13 March 2008

Alabastra dating to the 6th-5th centuries BC

Alabastra dating to the 6th-5th centuries BC

Archaeology postgraduate Frances Liardet has won a prestigious Rakow Grant from the Corning Museum of Glass, New York.  For her PhD research, Frances is investigating object typologies and what they tell us about the people who made them.  For this purpose she is studying a group of glass vessels from the Mediterranean known as alabastra and dating to the 6th-5th centuries BC (pictured).  She is interested in how the different classes of this group of vessel relate to the craftspeople who made them, and to the processes of teaching and learning glass working.  

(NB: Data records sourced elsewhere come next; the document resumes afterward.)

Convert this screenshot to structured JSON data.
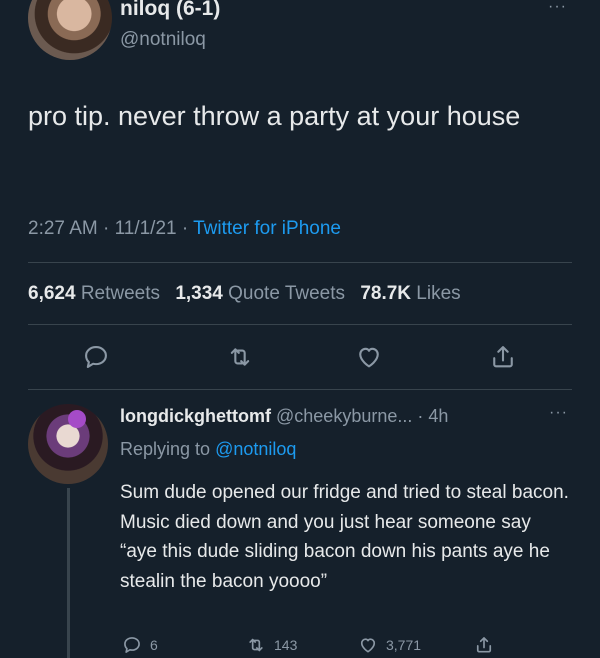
{
  "tweet": {
    "name": "niloq (6-1)",
    "handle": "@notniloq",
    "text": "pro tip. never throw a party at your house",
    "time_date": "2:27 AM · 11/1/21 · ",
    "source": "Twitter for iPhone",
    "stats": {
      "retweets_count": "6,624",
      "retweets_label": "Retweets",
      "quotes_count": "1,334",
      "quotes_label": "Quote Tweets",
      "likes_count": "78.7K",
      "likes_label": "Likes"
    },
    "more": "···"
  },
  "reply": {
    "name": "longdickghettomf",
    "handle_time": "@cheekyburne... · 4h",
    "more": "···",
    "replying_prefix": "Replying to ",
    "replying_to": "@notniloq",
    "text": "Sum dude opened our fridge and tried to steal bacon. Music died down and you just hear someone say “aye this dude sliding bacon down his pants aye he stealin the bacon yoooo”",
    "counts": {
      "replies": "6",
      "retweets": "143",
      "likes": "3,771"
    }
  },
  "icons": {
    "reply": "reply-icon",
    "retweet": "retweet-icon",
    "like": "heart-icon",
    "share": "share-icon"
  },
  "colors": {
    "background": "#15202b",
    "text": "#e7e9ea",
    "secondary": "#8b98a5",
    "accent": "#1d9bf0",
    "divider": "#38444d"
  }
}
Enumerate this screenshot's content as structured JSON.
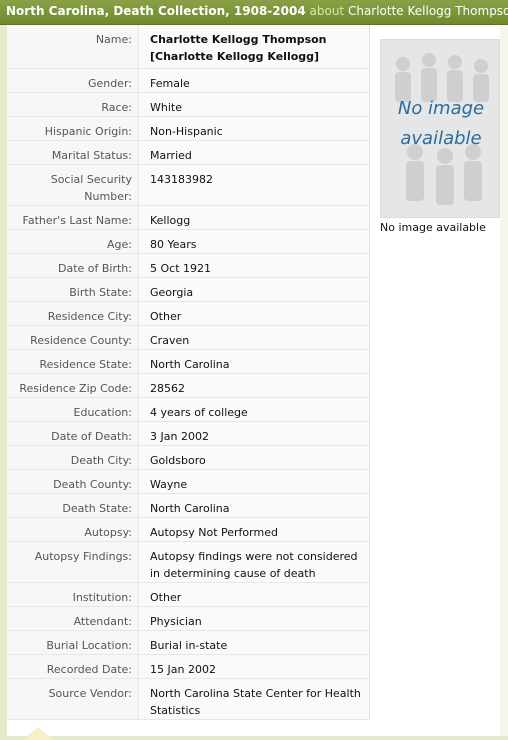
{
  "header": {
    "collection": "North Carolina, Death Collection, 1908-2004",
    "about_word": "about",
    "subject": "Charlotte Kellogg Thompson"
  },
  "image": {
    "placeholder_text": "No image available",
    "caption": "No image available"
  },
  "record": {
    "name": {
      "label": "Name:",
      "line1": "Charlotte Kellogg Thompson",
      "line2": "[Charlotte Kellogg Kellogg]"
    },
    "fields": [
      {
        "label": "Gender:",
        "value": "Female"
      },
      {
        "label": "Race:",
        "value": "White"
      },
      {
        "label": "Hispanic Origin:",
        "value": "Non-Hispanic"
      },
      {
        "label": "Marital Status:",
        "value": "Married"
      },
      {
        "label": "Social Security Number:",
        "value": "143183982"
      },
      {
        "label": "Father's Last Name:",
        "value": "Kellogg"
      },
      {
        "label": "Age:",
        "value": "80 Years"
      },
      {
        "label": "Date of Birth:",
        "value": "5 Oct 1921"
      },
      {
        "label": "Birth State:",
        "value": "Georgia"
      },
      {
        "label": "Residence City:",
        "value": "Other"
      },
      {
        "label": "Residence County:",
        "value": "Craven"
      },
      {
        "label": "Residence State:",
        "value": "North Carolina"
      },
      {
        "label": "Residence Zip Code:",
        "value": "28562"
      },
      {
        "label": "Education:",
        "value": "4 years of college"
      },
      {
        "label": "Date of Death:",
        "value": "3 Jan 2002"
      },
      {
        "label": "Death City:",
        "value": "Goldsboro"
      },
      {
        "label": "Death County:",
        "value": "Wayne"
      },
      {
        "label": "Death State:",
        "value": "North Carolina"
      },
      {
        "label": "Autopsy:",
        "value": "Autopsy Not Performed"
      },
      {
        "label": "Autopsy Findings:",
        "value": "Autopsy findings were not considered in determining cause of death"
      },
      {
        "label": "Institution:",
        "value": "Other"
      },
      {
        "label": "Attendant:",
        "value": "Physician"
      },
      {
        "label": "Burial Location:",
        "value": "Burial in-state"
      },
      {
        "label": "Recorded Date:",
        "value": "15 Jan 2002"
      },
      {
        "label": "Source Vendor:",
        "value": "North Carolina State Center for Health Statistics"
      }
    ]
  }
}
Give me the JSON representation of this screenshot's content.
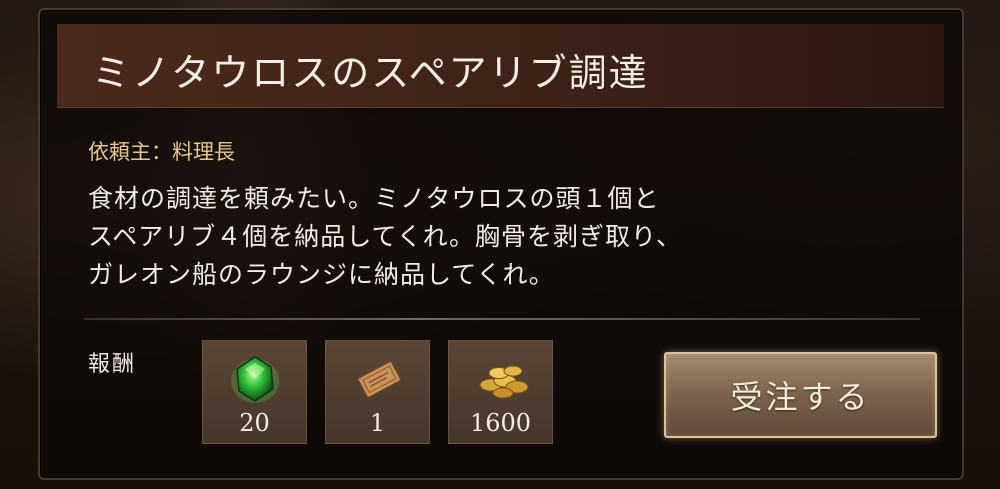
{
  "quest": {
    "title": "ミノタウロスのスペアリブ調達",
    "client_label": "依頼主：",
    "client_name": "料理長",
    "description": [
      "食材の調達を頼みたい。ミノタウロスの頭１個と",
      "スペアリブ４個を納品してくれ。胸骨を剥ぎ取り、",
      "ガレオン船のラウンジに納品してくれ。"
    ]
  },
  "rewards": {
    "label": "報酬",
    "items": [
      {
        "icon": "green-gem-icon",
        "count": "20"
      },
      {
        "icon": "ticket-icon",
        "count": "1"
      },
      {
        "icon": "gold-coins-icon",
        "count": "1600"
      }
    ]
  },
  "actions": {
    "accept_label": "受注する"
  },
  "colors": {
    "title_bar": "#4b2a1c",
    "client_text": "#e6c98a",
    "button_border": "#d8c39c"
  }
}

Frances said “This grant will allow me to undertake a series of experiments with professional glass workers.  Using glass of authentic composition, we are going to replicate the ancient vessels and determine how they were made, and how likely certain groups are to have been made by the same or different groups of craftsmen.”  Frances’s work draws on an understanding of developments in physiology, practice theory, sociological studies of embodiment, and general ethnographic studies of craft activity, to shed new light on the past.  


Her PhD supervisor, Professor Ian Freestone, said “Frances presented some of her earlier experiments at an international conference in Antwerp last year, and the audience was fascinated.  I am sure that this new study will be just as informative, and I can’t wait to see the results.”